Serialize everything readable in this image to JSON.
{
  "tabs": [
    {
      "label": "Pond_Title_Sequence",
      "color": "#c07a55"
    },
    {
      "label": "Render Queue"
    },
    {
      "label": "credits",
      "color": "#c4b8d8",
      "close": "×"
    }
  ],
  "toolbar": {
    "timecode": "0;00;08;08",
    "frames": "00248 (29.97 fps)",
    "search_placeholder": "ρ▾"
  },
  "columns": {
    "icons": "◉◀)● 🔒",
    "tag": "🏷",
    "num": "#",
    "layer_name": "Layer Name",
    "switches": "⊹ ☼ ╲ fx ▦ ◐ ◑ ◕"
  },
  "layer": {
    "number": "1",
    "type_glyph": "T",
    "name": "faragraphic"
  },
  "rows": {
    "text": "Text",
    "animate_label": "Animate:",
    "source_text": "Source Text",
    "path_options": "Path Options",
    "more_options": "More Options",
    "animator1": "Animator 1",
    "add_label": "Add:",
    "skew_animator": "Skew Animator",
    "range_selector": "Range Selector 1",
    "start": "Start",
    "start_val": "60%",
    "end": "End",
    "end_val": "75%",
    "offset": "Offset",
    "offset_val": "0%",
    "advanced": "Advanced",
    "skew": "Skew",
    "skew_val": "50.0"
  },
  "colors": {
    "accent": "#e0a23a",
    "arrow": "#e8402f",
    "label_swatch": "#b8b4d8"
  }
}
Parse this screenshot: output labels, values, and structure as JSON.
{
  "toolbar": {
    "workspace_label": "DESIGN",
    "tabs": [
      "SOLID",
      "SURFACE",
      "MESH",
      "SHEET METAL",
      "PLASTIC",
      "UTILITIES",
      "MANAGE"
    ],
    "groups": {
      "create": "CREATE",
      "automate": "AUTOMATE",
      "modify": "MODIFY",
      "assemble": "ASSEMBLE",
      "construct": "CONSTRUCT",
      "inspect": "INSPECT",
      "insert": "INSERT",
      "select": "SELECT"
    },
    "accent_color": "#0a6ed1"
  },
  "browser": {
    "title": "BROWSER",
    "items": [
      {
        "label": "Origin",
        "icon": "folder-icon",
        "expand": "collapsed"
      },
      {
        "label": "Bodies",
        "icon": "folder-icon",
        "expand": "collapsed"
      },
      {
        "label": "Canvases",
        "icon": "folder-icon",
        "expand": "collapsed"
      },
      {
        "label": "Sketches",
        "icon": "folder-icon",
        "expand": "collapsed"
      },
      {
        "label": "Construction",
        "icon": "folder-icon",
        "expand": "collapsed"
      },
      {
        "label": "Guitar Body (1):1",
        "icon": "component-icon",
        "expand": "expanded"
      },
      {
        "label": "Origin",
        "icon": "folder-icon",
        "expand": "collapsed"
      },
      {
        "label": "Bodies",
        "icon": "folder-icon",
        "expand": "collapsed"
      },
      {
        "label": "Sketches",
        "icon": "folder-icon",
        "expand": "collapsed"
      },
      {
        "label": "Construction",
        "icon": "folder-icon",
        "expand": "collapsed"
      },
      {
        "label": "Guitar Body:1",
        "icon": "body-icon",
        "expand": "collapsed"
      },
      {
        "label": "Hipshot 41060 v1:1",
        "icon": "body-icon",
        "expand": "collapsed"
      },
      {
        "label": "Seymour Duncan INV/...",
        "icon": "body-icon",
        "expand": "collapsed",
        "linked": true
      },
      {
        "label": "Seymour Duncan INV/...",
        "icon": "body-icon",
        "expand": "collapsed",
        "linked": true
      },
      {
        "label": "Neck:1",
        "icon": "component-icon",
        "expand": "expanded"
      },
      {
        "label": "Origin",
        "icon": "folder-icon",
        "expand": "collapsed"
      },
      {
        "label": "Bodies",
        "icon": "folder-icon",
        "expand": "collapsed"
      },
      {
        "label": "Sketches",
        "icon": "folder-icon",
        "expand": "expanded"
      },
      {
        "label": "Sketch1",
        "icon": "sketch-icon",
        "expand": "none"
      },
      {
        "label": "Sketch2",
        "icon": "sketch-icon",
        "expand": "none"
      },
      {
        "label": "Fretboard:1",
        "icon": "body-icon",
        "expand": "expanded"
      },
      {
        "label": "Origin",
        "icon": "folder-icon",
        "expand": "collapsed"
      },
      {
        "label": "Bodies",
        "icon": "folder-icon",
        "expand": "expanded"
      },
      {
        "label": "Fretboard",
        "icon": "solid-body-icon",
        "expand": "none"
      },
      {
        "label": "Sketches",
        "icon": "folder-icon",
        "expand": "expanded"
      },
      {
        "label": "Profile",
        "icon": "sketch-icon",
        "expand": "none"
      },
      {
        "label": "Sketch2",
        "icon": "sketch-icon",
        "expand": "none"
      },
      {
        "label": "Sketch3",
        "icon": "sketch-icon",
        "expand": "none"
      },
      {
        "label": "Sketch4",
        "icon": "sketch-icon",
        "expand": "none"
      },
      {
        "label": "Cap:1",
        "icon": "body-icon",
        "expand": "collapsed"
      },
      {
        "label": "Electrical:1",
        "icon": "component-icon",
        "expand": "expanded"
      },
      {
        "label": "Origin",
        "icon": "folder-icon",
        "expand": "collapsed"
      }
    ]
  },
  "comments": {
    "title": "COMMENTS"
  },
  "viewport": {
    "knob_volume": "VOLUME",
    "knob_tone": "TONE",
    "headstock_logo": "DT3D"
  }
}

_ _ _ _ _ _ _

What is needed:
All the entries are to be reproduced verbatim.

Solution for this exercise:
Serialize everything readable in this image to JSON.
{
  "tabs": [
    {
      "label": "Pond_Title_Sequence",
      "color": "#c07a55"
    },
    {
      "label": "Render Queue"
    },
    {
      "label": "credits",
      "color": "#c4b8d8",
      "close": "×"
    }
  ],
  "toolbar": {
    "timecode": "0;00;08;08",
    "frames": "00248 (29.97 fps)",
    "search_placeholder": "ρ▾"
  },
  "columns": {
    "icons": "◉◀)● 🔒",
    "tag": "🏷",
    "num": "#",
    "layer_name": "Layer Name",
    "switches": "⊹ ☼ ╲ fx ▦ ◐ ◑ ◕"
  },
  "layer": {
    "number": "1",
    "type_glyph": "T",
    "name": "faragraphic"
  },
  "rows": {
    "text": "Text",
    "animate_label": "Animate:",
    "source_text": "Source Text",
    "path_options": "Path Options",
    "more_options": "More Options",
    "animator1": "Animator 1",
    "add_label": "Add:",
    "skew_animator": "Skew Animator",
    "range_selector": "Range Selector 1",
    "start": "Start",
    "start_val": "60%",
    "end": "End",
    "end_val": "75%",
    "offset": "Offset",
    "offset_val": "0%",
    "advanced": "Advanced",
    "skew": "Skew",
    "skew_val": "50.0"
  },
  "colors": {
    "accent": "#e0a23a",
    "arrow": "#e8402f",
    "label_swatch": "#b8b4d8"
  }
}
Parse this screenshot: output labels, values, and structure as JSON.
{
  "toolbar": {
    "workspace_label": "DESIGN",
    "tabs": [
      "SOLID",
      "SURFACE",
      "MESH",
      "SHEET METAL",
      "PLASTIC",
      "UTILITIES",
      "MANAGE"
    ],
    "groups": {
      "create": "CREATE",
      "automate": "AUTOMATE",
      "modify": "MODIFY",
      "assemble": "ASSEMBLE",
      "construct": "CONSTRUCT",
      "inspect": "INSPECT",
      "insert": "INSERT",
      "select": "SELECT"
    },
    "accent_color": "#0a6ed1"
  },
  "browser": {
    "title": "BROWSER",
    "items": [
      {
        "label": "Origin",
        "icon": "folder-icon",
        "expand": "collapsed"
      },
      {
        "label": "Bodies",
        "icon": "folder-icon",
        "expand": "collapsed"
      },
      {
        "label": "Canvases",
        "icon": "folder-icon",
        "expand": "collapsed"
      },
      {
        "label": "Sketches",
        "icon": "folder-icon",
        "expand": "collapsed"
      },
      {
        "label": "Construction",
        "icon": "folder-icon",
        "expand": "collapsed"
      },
      {
        "label": "Guitar Body (1):1",
        "icon": "component-icon",
        "expand": "expanded"
      },
      {
        "label": "Origin",
        "icon": "folder-icon",
        "expand": "collapsed"
      },
      {
        "label": "Bodies",
        "icon": "folder-icon",
        "expand": "collapsed"
      },
      {
        "label": "Sketches",
        "icon": "folder-icon",
        "expand": "collapsed"
      },
      {
        "label": "Construction",
        "icon": "folder-icon",
        "expand": "collapsed"
      },
      {
        "label": "Guitar Body:1",
        "icon": "body-icon",
        "expand": "collapsed"
      },
      {
        "label": "Hipshot 41060 v1:1",
        "icon": "body-icon",
        "expand": "collapsed"
      },
      {
        "label": "Seymour Duncan INV/...",
        "icon": "body-icon",
        "expand": "collapsed",
        "linked": true
      },
      {
        "label": "Seymour Duncan INV/...",
        "icon": "body-icon",
        "expand": "collapsed",
        "linked": true
      },
      {
        "label": "Neck:1",
        "icon": "component-icon",
        "expand": "expanded"
      },
      {
        "label": "Origin",
        "icon": "folder-icon",
        "expand": "collapsed"
      },
      {
        "label": "Bodies",
        "icon": "folder-icon",
        "expand": "collapsed"
      },
      {
        "label": "Sketches",
        "icon": "folder-icon",
        "expand": "expanded"
      },
      {
        "label": "Sketch1",
        "icon": "sketch-icon",
        "expand": "none"
      },
      {
        "label": "Sketch2",
        "icon": "sketch-icon",
        "expand": "none"
      },
      {
        "label": "Fretboard:1",
        "icon": "body-icon",
        "expand": "expanded"
      },
      {
        "label": "Origin",
        "icon": "folder-icon",
        "expand": "collapsed"
      },
      {
        "label": "Bodies",
        "icon": "folder-icon",
        "expand": "expanded"
      },
      {
        "label": "Fretboard",
        "icon": "solid-body-icon",
        "expand": "none"
      },
      {
        "label": "Sketches",
        "icon": "folder-icon",
        "expand": "expanded"
      },
      {
        "label": "Profile",
        "icon": "sketch-icon",
        "expand": "none"
      },
      {
        "label": "Sketch2",
        "icon": "sketch-icon",
        "expand": "none"
      },
      {
        "label": "Sketch3",
        "icon": "sketch-icon",
        "expand": "none"
      },
      {
        "label": "Sketch4",
        "icon": "sketch-icon",
        "expand": "none"
      },
      {
        "label": "Cap:1",
        "icon": "body-icon",
        "expand": "collapsed"
      },
      {
        "label": "Electrical:1",
        "icon": "component-icon",
        "expand": "expanded"
      },
      {
        "label": "Origin",
        "icon": "folder-icon",
        "expand": "collapsed"
      }
    ]
  },
  "comments": {
    "title": "COMMENTS"
  },
  "viewport": {
    "knob_volume": "VOLUME",
    "knob_tone": "TONE",
    "headstock_logo": "DT3D"
  }
}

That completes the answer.